3. Think again before believing that you've won a free vacation. These may be thinly-veiled ploys to obtain credit card information. And you should never have to pay to collect a prize.

4. Check out the travel company before giving them any money. Make sure it's registered with the American Society of Travel Agents.

5. Watch out for travel clubs offering free memberships. Often these services charge your credit card every month to provide few if any benefits.

6. Always use a credit card when purchasing a trip. If you feel you've been swindled, alert your credit card company.

7. Beware of timeshare deals involving high-pressure sales pitches. These are often strategies to get consumers to purchase overpriced timeshares with escalating maintenance fees.

8. If you will travel overseas, let your bank and credit card companies know what countries you'll be visiting and when you plan to return so they can watch for any suspicious charges.

For more information, visit the National Consumers League website at <> or contact the Public Protection Department of the Attorney General's Office at (501) 682-2341, (800) 482-8982 or <>.

Often school groups will respond to offers of discounted group travel packages. Usually a substantial deposit is required to book the travel. In some cases, the booking agency is fraudulent and disappears with the deposit money before the travel date.
Victims are attracted by promises of discounted or even free airfares. All that is required to get cheap or free tickets is an agreement to stay at a particular resort and book the lodging through a particular seller. But that's the catch. Only later does the consumer learn that the cost of the lodging is so much more expensive than if the consumer had booked it on his own that the "bargain" travel offer is no bargain at all.
Victims see advertisements for deeply discounted vacation packages. After the deposit is paid, the victim finds that the package's value has been grossly misrepresented or that significant additional fees must be paid at the destination to take advantage of the "great deal." Efforts to recover deposits are generally unsuccessful.
These usually start with the offer of a free weekend at a timeshare resort. But that free weekend comes at a cost. The consumer must endure a high-pressure sales presentation designed to wear down the consumer's resistance and saddle him with a timeshare interest he neither wants nor can afford.
Victims are lured to high-pressure sales pitches (sometimes at the timeshare resort itself) with promises of a valuable free gift. To obtain the gift, the victim has to pay a fee for delivery or processing. When the gift arrives (if it ever does) it is often less valuable than originally presented.

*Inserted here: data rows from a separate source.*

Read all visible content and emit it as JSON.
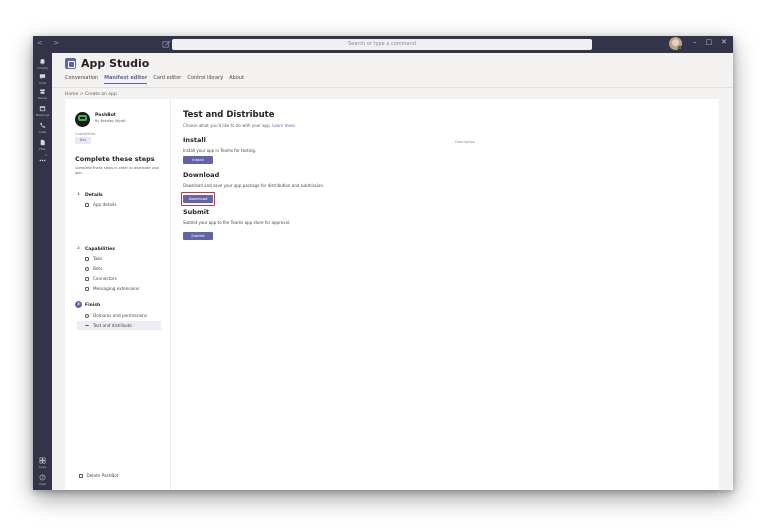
{
  "topbar": {
    "search_placeholder": "Search or type a command",
    "nav_arrows": "< >",
    "window_controls": [
      "–",
      "□",
      "✕"
    ]
  },
  "rail": {
    "items": [
      {
        "label": "Activity",
        "icon": "bell-icon"
      },
      {
        "label": "Chat",
        "icon": "chat-icon"
      },
      {
        "label": "Teams",
        "icon": "teams-icon"
      },
      {
        "label": "Meetings",
        "icon": "calendar-icon"
      },
      {
        "label": "Calls",
        "icon": "phone-icon"
      },
      {
        "label": "Files",
        "icon": "file-icon"
      },
      {
        "label": "",
        "icon": "more-icon"
      },
      {
        "label": "Apps",
        "icon": "apps-icon"
      },
      {
        "label": "Help",
        "icon": "help-icon"
      }
    ]
  },
  "app": {
    "title": "App Studio",
    "tabs": [
      "Conversation",
      "Manifest editor",
      "Card editor",
      "Control library",
      "About"
    ],
    "active_tab": "Manifest editor",
    "breadcrumb": "Home  >  Create an app"
  },
  "left_panel": {
    "bot_name": "PoshBot",
    "bot_author": "By Bradley Wyatt",
    "capabilities_label": "Capabilities",
    "capability_badge": "Bot",
    "steps_title": "Complete these steps",
    "steps_subtitle": "Complete these steps in order to distribute your app.",
    "sections": [
      {
        "number": "1",
        "label": "Details",
        "steps": [
          "App details"
        ]
      },
      {
        "number": "2",
        "label": "Capabilities",
        "steps": [
          "Tabs",
          "Bots",
          "Connectors",
          "Messaging extensions"
        ]
      },
      {
        "number": "3",
        "label": "Finish",
        "steps": [
          "Domains and permissions",
          "Test and distribute"
        ]
      }
    ],
    "active_step": "Test and distribute",
    "delete_label": "Delete PoshBot"
  },
  "main": {
    "title": "Test and Distribute",
    "subtitle": "Choose what you'd like to do with your app.",
    "learn_more": "Learn more",
    "description_label": "Description",
    "install": {
      "heading": "Install",
      "text": "Install your app in Teams for testing.",
      "button": "Install"
    },
    "download": {
      "heading": "Download",
      "text": "Download and save your app package for distribution and submission.",
      "button": "Download"
    },
    "submit": {
      "heading": "Submit",
      "text": "Submit your app to the Teams app store for approval.",
      "button": "Submit"
    }
  },
  "colors": {
    "accent": "#6264a7",
    "rail": "#33344a",
    "highlight": "#d13438"
  }
}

- These scams typically crop up on online classifieds sites. The victim will find what seems to be an attractive rental in a desirable destination at a low price. Scammers often post images from a real property (pirated from real estate sites) to make their offers seem legitimate. The victim contacts the "renter" (really a scam artist) who then requests a deposit, usually by wire transfer. The victim arrives at the property to find that it either doesn't exist or, if it does exist, the "renter" was not the owner and had no authority to rent the premises. The vacation is ruined and efforts to retrieve the deposit fail.